WORK ORDER: For this exercise, return all the data word for word, with images left out.

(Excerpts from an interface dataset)
=== Begin Enclosure ===

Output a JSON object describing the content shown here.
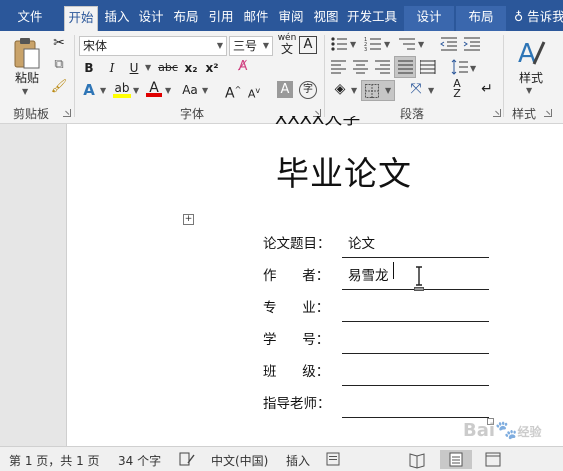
{
  "tabs": [
    {
      "label": "文件",
      "active": false,
      "context": false
    },
    {
      "label": "开始",
      "active": true,
      "context": false
    },
    {
      "label": "插入",
      "active": false,
      "context": false
    },
    {
      "label": "设计",
      "active": false,
      "context": false
    },
    {
      "label": "布局",
      "active": false,
      "context": false
    },
    {
      "label": "引用",
      "active": false,
      "context": false
    },
    {
      "label": "邮件",
      "active": false,
      "context": false
    },
    {
      "label": "审阅",
      "active": false,
      "context": false
    },
    {
      "label": "视图",
      "active": false,
      "context": false
    },
    {
      "label": "开发工具",
      "active": false,
      "context": false
    },
    {
      "label": "设计",
      "active": false,
      "context": true
    },
    {
      "label": "布局",
      "active": false,
      "context": true
    }
  ],
  "tell_me": "告诉我",
  "ribbon": {
    "clipboard": {
      "paste_label": "粘贴",
      "group_label": "剪贴板"
    },
    "font": {
      "font_name": "宋体",
      "font_size": "三号",
      "wen_label": "wén",
      "bold": "B",
      "italic": "I",
      "underline": "U",
      "strike": "abc",
      "subscript": "x₂",
      "superscript": "x²",
      "case_label": "Aa",
      "grow": "A",
      "shrink": "A",
      "char_shade": "A",
      "enclose": "字",
      "group_label": "字体"
    },
    "paragraph": {
      "group_label": "段落"
    },
    "styles": {
      "label": "样式",
      "group_label": "样式"
    },
    "colors": {
      "accent": "#2b579a",
      "highlight": "#ffff00",
      "font_color": "#e00000"
    }
  },
  "document": {
    "partial_heading": "XXXX大学",
    "title": "毕业论文",
    "fields": [
      {
        "label": "论文题目：",
        "value": "论文"
      },
      {
        "label": "作      者：",
        "value": "易雪龙"
      },
      {
        "label": "专      业：",
        "value": ""
      },
      {
        "label": "学      号：",
        "value": ""
      },
      {
        "label": "班      级：",
        "value": ""
      },
      {
        "label": "指导老师：",
        "value": ""
      }
    ]
  },
  "status": {
    "page": "第 1 页，共 1 页",
    "words": "34 个字",
    "language": "中文(中国)",
    "mode": "插入"
  },
  "watermark": {
    "brand": "Bai",
    "suffix": "经验"
  }
}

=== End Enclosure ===

THE COMPLETED TASK:
Output a JSON object describing the content shown here.
{
  "tabs": [
    {
      "label": "文件",
      "active": false,
      "context": false
    },
    {
      "label": "开始",
      "active": true,
      "context": false
    },
    {
      "label": "插入",
      "active": false,
      "context": false
    },
    {
      "label": "设计",
      "active": false,
      "context": false
    },
    {
      "label": "布局",
      "active": false,
      "context": false
    },
    {
      "label": "引用",
      "active": false,
      "context": false
    },
    {
      "label": "邮件",
      "active": false,
      "context": false
    },
    {
      "label": "审阅",
      "active": false,
      "context": false
    },
    {
      "label": "视图",
      "active": false,
      "context": false
    },
    {
      "label": "开发工具",
      "active": false,
      "context": false
    },
    {
      "label": "设计",
      "active": false,
      "context": true
    },
    {
      "label": "布局",
      "active": false,
      "context": true
    }
  ],
  "tell_me": "告诉我",
  "ribbon": {
    "clipboard": {
      "paste_label": "粘贴",
      "group_label": "剪贴板"
    },
    "font": {
      "font_name": "宋体",
      "font_size": "三号",
      "wen_label": "wén",
      "bold": "B",
      "italic": "I",
      "underline": "U",
      "strike": "abc",
      "subscript": "x₂",
      "superscript": "x²",
      "case_label": "Aa",
      "grow": "A",
      "shrink": "A",
      "char_shade": "A",
      "enclose": "字",
      "group_label": "字体"
    },
    "paragraph": {
      "group_label": "段落"
    },
    "styles": {
      "label": "样式",
      "group_label": "样式"
    },
    "colors": {
      "accent": "#2b579a",
      "highlight": "#ffff00",
      "font_color": "#e00000"
    }
  },
  "document": {
    "partial_heading": "XXXX大学",
    "title": "毕业论文",
    "fields": [
      {
        "label": "论文题目：",
        "value": "论文"
      },
      {
        "label": "作      者：",
        "value": "易雪龙"
      },
      {
        "label": "专      业：",
        "value": ""
      },
      {
        "label": "学      号：",
        "value": ""
      },
      {
        "label": "班      级：",
        "value": ""
      },
      {
        "label": "指导老师：",
        "value": ""
      }
    ]
  },
  "status": {
    "page": "第 1 页，共 1 页",
    "words": "34 个字",
    "language": "中文(中国)",
    "mode": "插入"
  },
  "watermark": {
    "brand": "Bai",
    "suffix": "经验"
  }
}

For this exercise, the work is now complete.